It’s not healthy to smoke during pregnancy but an estimated 12% to 24% of pregnant women continue to use tobacco, according to national data [PDF]. So if the existing evidence hasn’t convinced them to quit, perhaps this new study will: a researcher from the Loma Linda University School of Medicine reports that fetal exposure to nicotine may be associated with increased blood pressure among children once they grow up.
Granted, the study measured nicotine’s effects on rat fetuses rather than developing humans. But if the association holds up in people, we should be concerned about the hearts of babies born to smoking mothers.
Previous studies in humans has shown that children born to smoking mothers have suffer from damage to their vascular, or blood-vessel system, but it’s impossible to prove the correlation given confounding factors. So DaLiao Xiao, assistant research professor of basic sciences at Loma Linda set out to test the association in rats. In an experiment, he gave 12 pregnant rats a daily dose of intravenous nicotine and 13 different pregnant rats a saline placebo. He then monitored their offspring for up to five months for signs of heart damage or other circulation problems. At five months, the offspring of the rats who were given nicotine had two classic signs of heightened heart risk: increased oxidative stress and hypertension.
While we can’t extrapolate that people react the same way as rats — and we can’t extrapolate that a nicotine injection perfectly mirrors the real-world delivery of nicotine through smoking, nicotine gums or patches — the research does highlight how maternal smoking may lead to poor cardiovascular outcomes for children.

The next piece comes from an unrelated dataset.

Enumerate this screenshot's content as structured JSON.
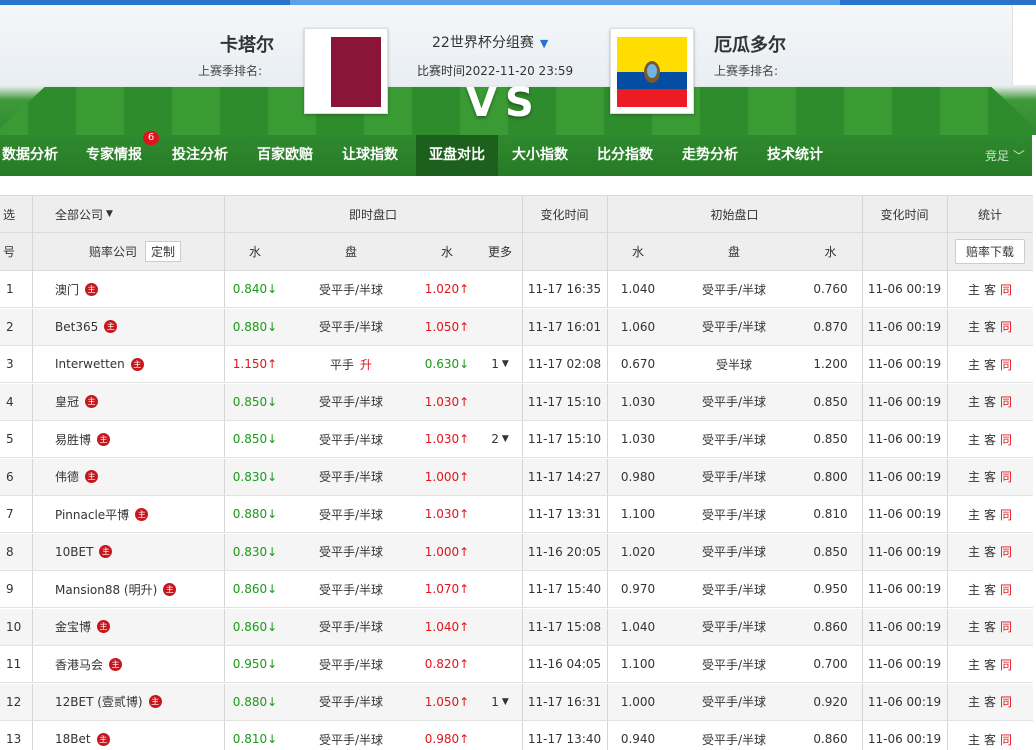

Lighting up doesn’t just affect the mother-to-be, but those cigarettes could leave a lasting health legacy on her kids as well.